In following the “debate” since the plan’s release, I have to say that I’ve found the largely uninformed, knee-jerk reactions of “Conservative” politicians and supporters to be both needlessly alarmist and deeply pessimistic. And at the risk of vastly oversimplifying the matter, to a certain extent it doesn’t seem entirely unfair to regard the contrasting views of Stéphane Dion and Stephen Harper about the issue as those of “hope” and “fear” respectively.
Conservatives would have us believe that a carbon tax is nothing more than a nefarious “trick” that will, as Stephen Harper put it so eloquently back in June, “screw everybody” (especially those in “the West”), but to me, the reasons why this is automatically assumed to be the case seem founded more on an irrational paranoia and a deep-seated distrust of government rather than being based on any empirical evidence or sound economic principles. Quite to the contrary, most economists agree (in itself a somewhat unusual occurrence) that taxing carbon is a sensible idea and some, such as Don Drummond, the chief economist of the TD Bank Financial Group, have even described the Liberals’ carbon tax plan as “a good start” that will, at least in his estimation, leave the general Canadian taxpayer “better off.”
Of course, it would be entirely foolish to blindly place bets on the side of “hope” without failing to mention that the Liberals haven’t always been noted for their sound management of complex government programs in the past. One only has to look back to monumental boondoggles like the scandalous waste associated with the Human Resources Development grants program or the long gun registry to see how badly things can go wrong in this regard. While those are certainly more than fair enough points to raise by way of objection to the Liberals’ “Green Shift” proposal, I want to leave that aspect aside — at least for the time being — and focus instead quite strictly on the principle of the matter.

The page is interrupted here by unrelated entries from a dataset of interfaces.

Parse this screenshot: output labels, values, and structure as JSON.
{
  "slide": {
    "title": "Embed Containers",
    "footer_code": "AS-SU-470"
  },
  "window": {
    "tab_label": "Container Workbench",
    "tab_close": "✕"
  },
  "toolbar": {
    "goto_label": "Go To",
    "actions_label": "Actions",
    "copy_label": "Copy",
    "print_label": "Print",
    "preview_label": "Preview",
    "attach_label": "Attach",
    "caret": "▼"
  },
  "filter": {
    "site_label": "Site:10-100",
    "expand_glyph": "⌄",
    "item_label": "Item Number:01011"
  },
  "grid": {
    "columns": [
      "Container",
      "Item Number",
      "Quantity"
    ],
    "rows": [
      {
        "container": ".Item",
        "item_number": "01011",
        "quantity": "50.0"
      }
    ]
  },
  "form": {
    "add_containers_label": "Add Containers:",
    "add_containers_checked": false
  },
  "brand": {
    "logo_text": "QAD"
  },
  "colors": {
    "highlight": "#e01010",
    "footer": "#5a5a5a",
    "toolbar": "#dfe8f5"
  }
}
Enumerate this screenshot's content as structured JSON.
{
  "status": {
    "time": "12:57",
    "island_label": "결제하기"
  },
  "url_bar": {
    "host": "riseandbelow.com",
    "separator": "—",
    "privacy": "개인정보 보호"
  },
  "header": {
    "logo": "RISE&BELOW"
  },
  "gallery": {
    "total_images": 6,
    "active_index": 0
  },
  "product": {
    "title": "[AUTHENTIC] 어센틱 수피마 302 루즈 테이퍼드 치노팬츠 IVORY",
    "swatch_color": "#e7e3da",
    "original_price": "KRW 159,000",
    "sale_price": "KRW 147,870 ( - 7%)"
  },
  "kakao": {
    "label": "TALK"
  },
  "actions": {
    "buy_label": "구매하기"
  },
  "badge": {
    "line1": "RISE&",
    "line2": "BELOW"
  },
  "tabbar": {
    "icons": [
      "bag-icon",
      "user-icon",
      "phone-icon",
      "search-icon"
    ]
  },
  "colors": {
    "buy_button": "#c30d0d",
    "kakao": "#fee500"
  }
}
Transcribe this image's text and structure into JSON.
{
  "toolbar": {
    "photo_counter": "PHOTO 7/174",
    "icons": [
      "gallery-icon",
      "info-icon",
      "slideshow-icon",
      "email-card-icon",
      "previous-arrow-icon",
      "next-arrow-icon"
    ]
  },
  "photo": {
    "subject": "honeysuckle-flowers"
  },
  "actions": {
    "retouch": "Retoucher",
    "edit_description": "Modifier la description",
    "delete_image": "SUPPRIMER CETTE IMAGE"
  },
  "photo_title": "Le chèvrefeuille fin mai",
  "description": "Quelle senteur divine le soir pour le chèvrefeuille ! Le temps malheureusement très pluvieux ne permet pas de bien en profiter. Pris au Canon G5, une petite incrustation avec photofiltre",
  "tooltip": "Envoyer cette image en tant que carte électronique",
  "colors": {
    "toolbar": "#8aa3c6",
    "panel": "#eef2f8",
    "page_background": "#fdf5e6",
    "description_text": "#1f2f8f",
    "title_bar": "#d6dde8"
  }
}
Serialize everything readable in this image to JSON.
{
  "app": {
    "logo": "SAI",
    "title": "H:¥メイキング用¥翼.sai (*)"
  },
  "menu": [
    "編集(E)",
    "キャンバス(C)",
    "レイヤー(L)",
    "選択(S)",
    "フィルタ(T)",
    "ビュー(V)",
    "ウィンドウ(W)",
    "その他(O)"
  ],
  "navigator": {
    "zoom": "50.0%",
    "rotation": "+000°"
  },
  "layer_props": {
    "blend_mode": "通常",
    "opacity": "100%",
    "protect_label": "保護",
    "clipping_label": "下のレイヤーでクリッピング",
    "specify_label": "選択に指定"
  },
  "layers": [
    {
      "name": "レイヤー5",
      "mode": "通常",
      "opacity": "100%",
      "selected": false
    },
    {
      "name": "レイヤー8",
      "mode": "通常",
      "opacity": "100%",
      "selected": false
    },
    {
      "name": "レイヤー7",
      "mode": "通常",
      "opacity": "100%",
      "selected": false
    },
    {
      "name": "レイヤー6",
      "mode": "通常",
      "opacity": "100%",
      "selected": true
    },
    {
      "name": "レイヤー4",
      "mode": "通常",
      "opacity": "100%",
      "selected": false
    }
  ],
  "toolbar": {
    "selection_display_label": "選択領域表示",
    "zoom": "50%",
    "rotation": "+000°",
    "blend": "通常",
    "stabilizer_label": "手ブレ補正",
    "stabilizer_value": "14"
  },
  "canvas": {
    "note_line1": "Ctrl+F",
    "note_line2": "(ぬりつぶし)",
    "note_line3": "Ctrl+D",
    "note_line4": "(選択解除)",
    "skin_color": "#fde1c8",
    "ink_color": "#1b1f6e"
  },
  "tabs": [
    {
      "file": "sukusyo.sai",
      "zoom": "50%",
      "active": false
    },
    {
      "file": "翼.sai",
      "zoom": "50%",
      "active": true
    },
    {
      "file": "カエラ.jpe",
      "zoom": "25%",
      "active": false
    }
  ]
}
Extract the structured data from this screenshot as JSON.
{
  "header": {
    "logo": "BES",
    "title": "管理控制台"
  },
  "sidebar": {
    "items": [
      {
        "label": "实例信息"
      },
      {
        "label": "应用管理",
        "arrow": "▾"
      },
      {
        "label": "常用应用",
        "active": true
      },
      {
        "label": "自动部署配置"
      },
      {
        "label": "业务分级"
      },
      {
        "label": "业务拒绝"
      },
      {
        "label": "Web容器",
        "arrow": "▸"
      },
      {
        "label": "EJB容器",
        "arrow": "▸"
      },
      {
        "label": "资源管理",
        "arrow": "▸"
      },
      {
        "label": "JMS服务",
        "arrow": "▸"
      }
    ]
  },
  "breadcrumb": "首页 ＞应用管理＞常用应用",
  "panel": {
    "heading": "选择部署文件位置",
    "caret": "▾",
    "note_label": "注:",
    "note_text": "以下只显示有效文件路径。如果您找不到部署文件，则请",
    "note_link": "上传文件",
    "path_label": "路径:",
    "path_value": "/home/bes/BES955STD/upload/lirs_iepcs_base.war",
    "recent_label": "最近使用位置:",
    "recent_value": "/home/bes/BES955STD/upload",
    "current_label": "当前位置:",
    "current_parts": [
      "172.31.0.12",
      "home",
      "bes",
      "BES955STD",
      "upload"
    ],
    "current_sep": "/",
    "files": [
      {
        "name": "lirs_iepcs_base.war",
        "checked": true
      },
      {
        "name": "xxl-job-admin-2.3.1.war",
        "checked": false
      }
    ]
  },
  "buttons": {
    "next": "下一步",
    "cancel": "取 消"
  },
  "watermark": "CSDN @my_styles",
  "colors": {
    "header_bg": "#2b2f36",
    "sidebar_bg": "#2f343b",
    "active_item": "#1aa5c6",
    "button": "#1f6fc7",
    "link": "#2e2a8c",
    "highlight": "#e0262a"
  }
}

So, if you have any ideas on how you’d like to see this discussion run, I’d be more than open to suggestions. By way of full disclosure, I may be participating in a conference call with Dion about this issue in the coming weeks, so what transpires here will likely help to inform my questions about the program and its implementation in the rather unlikely event of a future Liberal government.